I got to spread the word about some stories it was a treat to spread the word about including the local staged reading of Michael Healey’s powerful political comedy, Proud, Jackson Davies’ remembrances of The Beachcombers and most recently the story of Erin Northcott trying to fulfill her late brother’s dying wish by finishing his movie.
I also had the privilege of writing a couple of obituaries for people I knew and admired. I was lucky enough to work with Winston Rekert on the debut episode of the TV series that launched me as a TV writer — Terminal City. No not the one about cancer. I’ve um… Discovered… A clip of his appearance here. He was a treat to work with. It was an honour and agonizing to say goodbye to my friend and occasional mentor, Ian Caddell.
I also got to see some amazing theatre.
When I first started reviewing I thought… I must be out of practice… Not only was I enjoying almost everything, but I was excited about so many upcoming shows. If I hadn’t been reviewing, I would have been buying season ticket packages — something I’ve almost never done. When I ran this by Colin Thomas at The Georgia Straight he reassured me it wasn’t my imagination, he couldn’t remember a Fall with such an impressive slate of theatre.
Since I’ve only been doing the reviewing thing for half the year — and I don’t get to cover everything or see all the shows I wanted to — it seems weird to do a top ten list, but here were my fave five of the shows I saw in Vancouver in 2012. We’ll go with alphabetical order here because the first one starts with A…
Amaluna. I’ve been a Cirque Du Soleil fan since I covered their first touring show at the Vancouver Children’s festival. Yes, I’m pretty sure that was their FIRST touring show. I’ve seen a lot of their shows, but Amaluna — with its revamped Tempest storyline, the first narrative I can recall that held up throughout as narrative, and sexy style — is my favourite to date. Who’da thought playing puzzle games with palm fronds would be a showstopper?

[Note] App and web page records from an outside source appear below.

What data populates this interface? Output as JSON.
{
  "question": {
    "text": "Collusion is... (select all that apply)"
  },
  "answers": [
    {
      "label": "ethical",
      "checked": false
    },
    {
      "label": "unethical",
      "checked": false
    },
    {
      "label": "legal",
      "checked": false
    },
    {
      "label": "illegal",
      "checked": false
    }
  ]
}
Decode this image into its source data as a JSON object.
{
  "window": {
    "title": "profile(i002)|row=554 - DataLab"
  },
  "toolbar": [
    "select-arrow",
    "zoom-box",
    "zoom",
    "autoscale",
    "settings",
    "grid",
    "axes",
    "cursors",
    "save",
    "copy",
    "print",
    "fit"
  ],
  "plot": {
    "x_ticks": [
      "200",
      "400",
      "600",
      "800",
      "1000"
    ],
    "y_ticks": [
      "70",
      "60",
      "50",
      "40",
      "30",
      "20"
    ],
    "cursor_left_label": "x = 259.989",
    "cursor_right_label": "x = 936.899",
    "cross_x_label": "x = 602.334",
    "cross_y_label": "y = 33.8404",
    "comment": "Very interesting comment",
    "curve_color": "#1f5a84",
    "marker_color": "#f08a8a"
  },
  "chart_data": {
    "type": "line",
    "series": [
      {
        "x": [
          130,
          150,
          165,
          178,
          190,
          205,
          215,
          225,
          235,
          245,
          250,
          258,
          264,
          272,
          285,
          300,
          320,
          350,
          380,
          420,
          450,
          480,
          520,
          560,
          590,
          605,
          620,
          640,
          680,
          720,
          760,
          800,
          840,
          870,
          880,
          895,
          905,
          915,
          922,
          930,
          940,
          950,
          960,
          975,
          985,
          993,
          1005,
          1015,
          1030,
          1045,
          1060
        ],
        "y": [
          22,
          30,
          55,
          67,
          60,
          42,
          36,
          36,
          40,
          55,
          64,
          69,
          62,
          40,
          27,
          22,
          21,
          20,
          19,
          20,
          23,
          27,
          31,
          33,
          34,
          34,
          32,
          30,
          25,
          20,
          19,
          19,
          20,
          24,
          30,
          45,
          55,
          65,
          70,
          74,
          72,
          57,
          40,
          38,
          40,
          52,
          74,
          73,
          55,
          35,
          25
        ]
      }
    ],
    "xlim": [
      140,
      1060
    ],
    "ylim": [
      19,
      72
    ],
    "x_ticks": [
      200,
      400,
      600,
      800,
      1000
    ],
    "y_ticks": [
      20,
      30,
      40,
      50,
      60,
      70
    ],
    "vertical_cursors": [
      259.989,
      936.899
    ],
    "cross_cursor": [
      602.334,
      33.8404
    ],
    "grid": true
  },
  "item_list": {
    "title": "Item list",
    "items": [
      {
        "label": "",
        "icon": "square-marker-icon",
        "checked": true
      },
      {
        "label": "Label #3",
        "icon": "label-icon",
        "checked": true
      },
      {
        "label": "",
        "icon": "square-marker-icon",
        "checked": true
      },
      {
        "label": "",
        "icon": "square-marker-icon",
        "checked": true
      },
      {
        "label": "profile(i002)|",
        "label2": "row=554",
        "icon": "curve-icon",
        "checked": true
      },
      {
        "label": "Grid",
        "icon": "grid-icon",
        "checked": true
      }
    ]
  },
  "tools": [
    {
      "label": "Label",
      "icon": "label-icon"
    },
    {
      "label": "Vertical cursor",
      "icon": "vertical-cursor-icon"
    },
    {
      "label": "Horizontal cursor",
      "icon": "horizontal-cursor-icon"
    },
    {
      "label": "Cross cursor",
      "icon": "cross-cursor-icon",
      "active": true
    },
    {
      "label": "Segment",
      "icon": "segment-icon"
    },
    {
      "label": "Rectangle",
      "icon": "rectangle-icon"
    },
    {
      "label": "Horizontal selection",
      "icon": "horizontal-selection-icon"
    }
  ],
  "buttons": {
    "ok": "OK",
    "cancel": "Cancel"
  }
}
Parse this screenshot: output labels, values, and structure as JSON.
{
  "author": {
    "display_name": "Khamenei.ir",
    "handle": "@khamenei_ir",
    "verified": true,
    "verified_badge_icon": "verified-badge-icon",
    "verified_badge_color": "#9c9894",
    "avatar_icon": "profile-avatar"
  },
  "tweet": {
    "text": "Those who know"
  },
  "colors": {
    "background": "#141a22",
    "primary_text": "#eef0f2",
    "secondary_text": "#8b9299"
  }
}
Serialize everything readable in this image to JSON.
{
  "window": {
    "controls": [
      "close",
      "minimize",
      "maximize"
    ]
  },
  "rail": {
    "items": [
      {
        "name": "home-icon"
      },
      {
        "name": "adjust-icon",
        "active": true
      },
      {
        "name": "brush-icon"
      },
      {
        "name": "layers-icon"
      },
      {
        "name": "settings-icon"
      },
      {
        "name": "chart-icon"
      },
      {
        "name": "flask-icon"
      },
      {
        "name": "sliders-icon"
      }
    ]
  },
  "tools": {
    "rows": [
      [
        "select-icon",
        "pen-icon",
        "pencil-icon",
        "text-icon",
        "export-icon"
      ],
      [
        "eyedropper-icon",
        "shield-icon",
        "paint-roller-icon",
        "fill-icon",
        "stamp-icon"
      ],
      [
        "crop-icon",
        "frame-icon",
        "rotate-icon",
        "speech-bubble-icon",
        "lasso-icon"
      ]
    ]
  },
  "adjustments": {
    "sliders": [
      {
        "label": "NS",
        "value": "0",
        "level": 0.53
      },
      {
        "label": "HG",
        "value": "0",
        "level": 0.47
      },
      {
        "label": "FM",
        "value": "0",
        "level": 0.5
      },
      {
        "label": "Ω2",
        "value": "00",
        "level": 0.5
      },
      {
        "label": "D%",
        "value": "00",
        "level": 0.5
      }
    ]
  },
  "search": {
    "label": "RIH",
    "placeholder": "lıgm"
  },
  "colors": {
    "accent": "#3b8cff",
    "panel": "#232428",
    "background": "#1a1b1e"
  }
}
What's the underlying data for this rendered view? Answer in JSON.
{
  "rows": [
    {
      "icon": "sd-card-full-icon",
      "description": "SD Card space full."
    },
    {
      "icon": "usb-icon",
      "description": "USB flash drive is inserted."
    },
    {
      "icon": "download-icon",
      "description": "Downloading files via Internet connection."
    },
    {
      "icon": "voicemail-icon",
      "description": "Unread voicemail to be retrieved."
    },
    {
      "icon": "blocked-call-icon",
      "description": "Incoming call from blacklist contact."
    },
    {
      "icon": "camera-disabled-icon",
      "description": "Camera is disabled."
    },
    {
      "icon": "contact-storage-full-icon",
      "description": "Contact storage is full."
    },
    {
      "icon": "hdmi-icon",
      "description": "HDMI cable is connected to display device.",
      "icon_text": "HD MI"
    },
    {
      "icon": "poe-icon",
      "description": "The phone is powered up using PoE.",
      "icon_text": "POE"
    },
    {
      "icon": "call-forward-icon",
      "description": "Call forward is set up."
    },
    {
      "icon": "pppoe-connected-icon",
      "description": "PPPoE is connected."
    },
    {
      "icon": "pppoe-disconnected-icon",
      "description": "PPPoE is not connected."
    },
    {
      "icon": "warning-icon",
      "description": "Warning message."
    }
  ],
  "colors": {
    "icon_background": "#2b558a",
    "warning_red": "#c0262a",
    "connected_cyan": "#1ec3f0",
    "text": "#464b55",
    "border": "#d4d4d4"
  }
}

Blind Date at the Cultch. I’m told this clown show about a first date — where the first date is dragooned from the audience — usually runs 90 minutes. The night I was there it clocked in at two hours and change because the girlfriend of the onstage volunteer seemed to need an intervention of her own. I came away with a huge crush on the clown Mimi If I could have seen it again I would have. If I can see it again I will. One day I hope I will be Mimi’s onstage date.
Far Side of the Moon. Saw it twice — once with Quebec stage star, Yves Jacques, who now owns the role, the second time with the show’s creator and the original performer of the solo piece, Robert Lepage. I’m not sure if it’s Lepage’s all-time masterpiece — I wish I knew enough of his canon to compare and contrast — but it’s an astonishing piece of theatre and there was a real power in seeing him perform the role himself – something he hadn’t done in eight years. While I enjoyed both performances, Lepage had an ease to his interpretation that was completely charming.
The Electric Company’s The Initiation Trilogy — three unique theatre experiences, one show. I wasn’t reviewing this one, so I didn’t take notes and can’t recall which poet wrote which section. I liked two of the segments, but the sequence in Chernobyl… Wow. Explosive. Between this and The Penelopiad last year at the Playhouse I think I may be a Colleen Wheeler groupie.
It was a treat to see the opening night of the final run of The Number 14. For me half the fun was flashing back to the original cast and remembering my initial shock and delight at those routines. A truly special show…
Other fun nights at the theatre, so I guess that makes ’em “honourable mentions”: Aaron Bushkowsky’s Play With Monsters, Mary Poppins, which I got to check out with my niece, The Flame‘s Christmas special at The Cultch, Touchstone’s mindbender, Eternal Hydra, Dickens’ Women, Bard on the Beach’s King John and the Firehall’s Good Timber. And I was surprised by how much I laughed at two period comedies — the Arts Club’s production of She Stoops to Conquer and Bard’s Merry Wives of Windsor.
I’m currently psyched to see Ride the Cyclone for the first time (I’ve got a preview of it coming out just before PUSH opens), my friend TJ Dawe’s show, Medicine (Firehall Arts Centre), Grim & Fischer (at the Cultch) and Craiglist Cantata (at the Arts Club).
Anyway, glad the Mayans were wrong and wishing everyone a very entertaining 2013.